A single number is the answer here: how many lines of the entries contain "status"?

## [INFORMATION GIVEN]
--------------------------------

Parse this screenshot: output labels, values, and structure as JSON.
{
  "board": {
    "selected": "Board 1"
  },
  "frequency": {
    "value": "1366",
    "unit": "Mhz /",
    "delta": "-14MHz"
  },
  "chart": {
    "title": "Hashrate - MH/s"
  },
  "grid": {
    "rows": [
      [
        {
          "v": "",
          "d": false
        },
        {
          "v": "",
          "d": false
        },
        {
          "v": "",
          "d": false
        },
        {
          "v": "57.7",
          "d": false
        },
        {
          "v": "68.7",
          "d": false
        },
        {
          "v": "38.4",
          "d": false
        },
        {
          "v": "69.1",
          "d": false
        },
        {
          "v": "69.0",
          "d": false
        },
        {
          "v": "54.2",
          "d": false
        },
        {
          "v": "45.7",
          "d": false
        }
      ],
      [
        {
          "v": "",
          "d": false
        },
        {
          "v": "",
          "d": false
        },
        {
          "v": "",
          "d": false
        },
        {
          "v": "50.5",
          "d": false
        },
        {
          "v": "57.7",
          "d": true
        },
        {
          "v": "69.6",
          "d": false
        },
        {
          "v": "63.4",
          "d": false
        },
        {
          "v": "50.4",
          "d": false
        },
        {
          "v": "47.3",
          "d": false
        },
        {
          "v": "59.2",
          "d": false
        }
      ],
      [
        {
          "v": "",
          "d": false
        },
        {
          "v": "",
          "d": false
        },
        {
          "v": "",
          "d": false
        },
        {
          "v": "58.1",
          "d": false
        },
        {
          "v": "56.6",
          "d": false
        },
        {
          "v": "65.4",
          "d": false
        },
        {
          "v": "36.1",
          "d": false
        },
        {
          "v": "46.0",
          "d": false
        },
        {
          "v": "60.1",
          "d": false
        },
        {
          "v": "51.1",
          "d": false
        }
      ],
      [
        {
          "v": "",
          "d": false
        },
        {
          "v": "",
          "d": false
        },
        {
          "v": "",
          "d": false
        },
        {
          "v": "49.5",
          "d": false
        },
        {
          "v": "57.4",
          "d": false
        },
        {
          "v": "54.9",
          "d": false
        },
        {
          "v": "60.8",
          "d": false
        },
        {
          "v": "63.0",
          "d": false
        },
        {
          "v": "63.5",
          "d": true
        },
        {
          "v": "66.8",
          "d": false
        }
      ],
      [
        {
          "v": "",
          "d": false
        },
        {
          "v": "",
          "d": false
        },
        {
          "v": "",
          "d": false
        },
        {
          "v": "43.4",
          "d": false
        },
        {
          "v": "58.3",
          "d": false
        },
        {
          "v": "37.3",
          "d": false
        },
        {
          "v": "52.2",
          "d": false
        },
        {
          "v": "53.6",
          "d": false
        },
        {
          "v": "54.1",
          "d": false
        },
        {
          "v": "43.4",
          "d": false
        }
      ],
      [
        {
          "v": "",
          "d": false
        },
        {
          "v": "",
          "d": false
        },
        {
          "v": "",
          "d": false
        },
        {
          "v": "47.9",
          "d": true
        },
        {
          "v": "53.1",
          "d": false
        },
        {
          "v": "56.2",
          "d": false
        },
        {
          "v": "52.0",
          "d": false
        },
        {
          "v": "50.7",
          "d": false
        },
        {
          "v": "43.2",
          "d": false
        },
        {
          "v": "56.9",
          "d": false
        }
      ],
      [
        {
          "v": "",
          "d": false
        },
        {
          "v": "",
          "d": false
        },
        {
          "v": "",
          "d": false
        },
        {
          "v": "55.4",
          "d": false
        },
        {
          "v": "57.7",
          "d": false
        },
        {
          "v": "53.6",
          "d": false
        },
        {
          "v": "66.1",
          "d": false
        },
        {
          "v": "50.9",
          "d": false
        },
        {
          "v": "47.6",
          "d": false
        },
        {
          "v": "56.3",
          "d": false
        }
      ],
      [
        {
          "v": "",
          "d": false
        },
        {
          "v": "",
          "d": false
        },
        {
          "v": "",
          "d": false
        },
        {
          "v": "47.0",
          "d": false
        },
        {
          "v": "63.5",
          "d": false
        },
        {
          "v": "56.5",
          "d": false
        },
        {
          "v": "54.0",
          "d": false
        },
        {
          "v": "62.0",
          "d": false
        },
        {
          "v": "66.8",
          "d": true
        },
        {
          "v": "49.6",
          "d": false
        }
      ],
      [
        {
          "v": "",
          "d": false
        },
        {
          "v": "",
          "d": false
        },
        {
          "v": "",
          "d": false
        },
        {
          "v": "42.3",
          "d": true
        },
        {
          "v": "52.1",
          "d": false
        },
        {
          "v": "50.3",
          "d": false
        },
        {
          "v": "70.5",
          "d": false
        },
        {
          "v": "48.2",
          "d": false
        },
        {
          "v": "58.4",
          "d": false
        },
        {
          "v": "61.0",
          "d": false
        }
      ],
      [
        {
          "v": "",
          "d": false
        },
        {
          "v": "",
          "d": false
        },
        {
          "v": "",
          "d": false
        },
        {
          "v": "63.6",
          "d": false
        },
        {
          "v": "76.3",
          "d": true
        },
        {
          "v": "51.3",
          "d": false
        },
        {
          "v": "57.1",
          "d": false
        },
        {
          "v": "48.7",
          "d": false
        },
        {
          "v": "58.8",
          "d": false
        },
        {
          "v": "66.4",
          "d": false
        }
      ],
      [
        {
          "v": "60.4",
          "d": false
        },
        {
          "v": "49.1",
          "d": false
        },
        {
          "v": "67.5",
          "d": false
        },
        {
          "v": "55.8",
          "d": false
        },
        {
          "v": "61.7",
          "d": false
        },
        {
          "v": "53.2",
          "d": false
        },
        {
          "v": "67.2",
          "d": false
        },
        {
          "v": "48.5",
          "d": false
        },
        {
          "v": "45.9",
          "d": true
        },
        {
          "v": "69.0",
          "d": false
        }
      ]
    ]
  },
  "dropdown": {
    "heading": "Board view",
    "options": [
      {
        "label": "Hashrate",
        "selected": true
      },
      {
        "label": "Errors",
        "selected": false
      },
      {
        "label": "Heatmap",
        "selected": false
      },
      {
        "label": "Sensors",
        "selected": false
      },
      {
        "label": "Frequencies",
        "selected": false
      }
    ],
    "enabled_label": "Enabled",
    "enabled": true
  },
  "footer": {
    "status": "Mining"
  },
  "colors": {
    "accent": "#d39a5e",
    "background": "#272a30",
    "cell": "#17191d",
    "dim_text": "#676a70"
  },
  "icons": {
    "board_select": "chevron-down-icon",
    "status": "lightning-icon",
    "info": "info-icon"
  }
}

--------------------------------

## [ANSWER TO THE EXERCISE]
2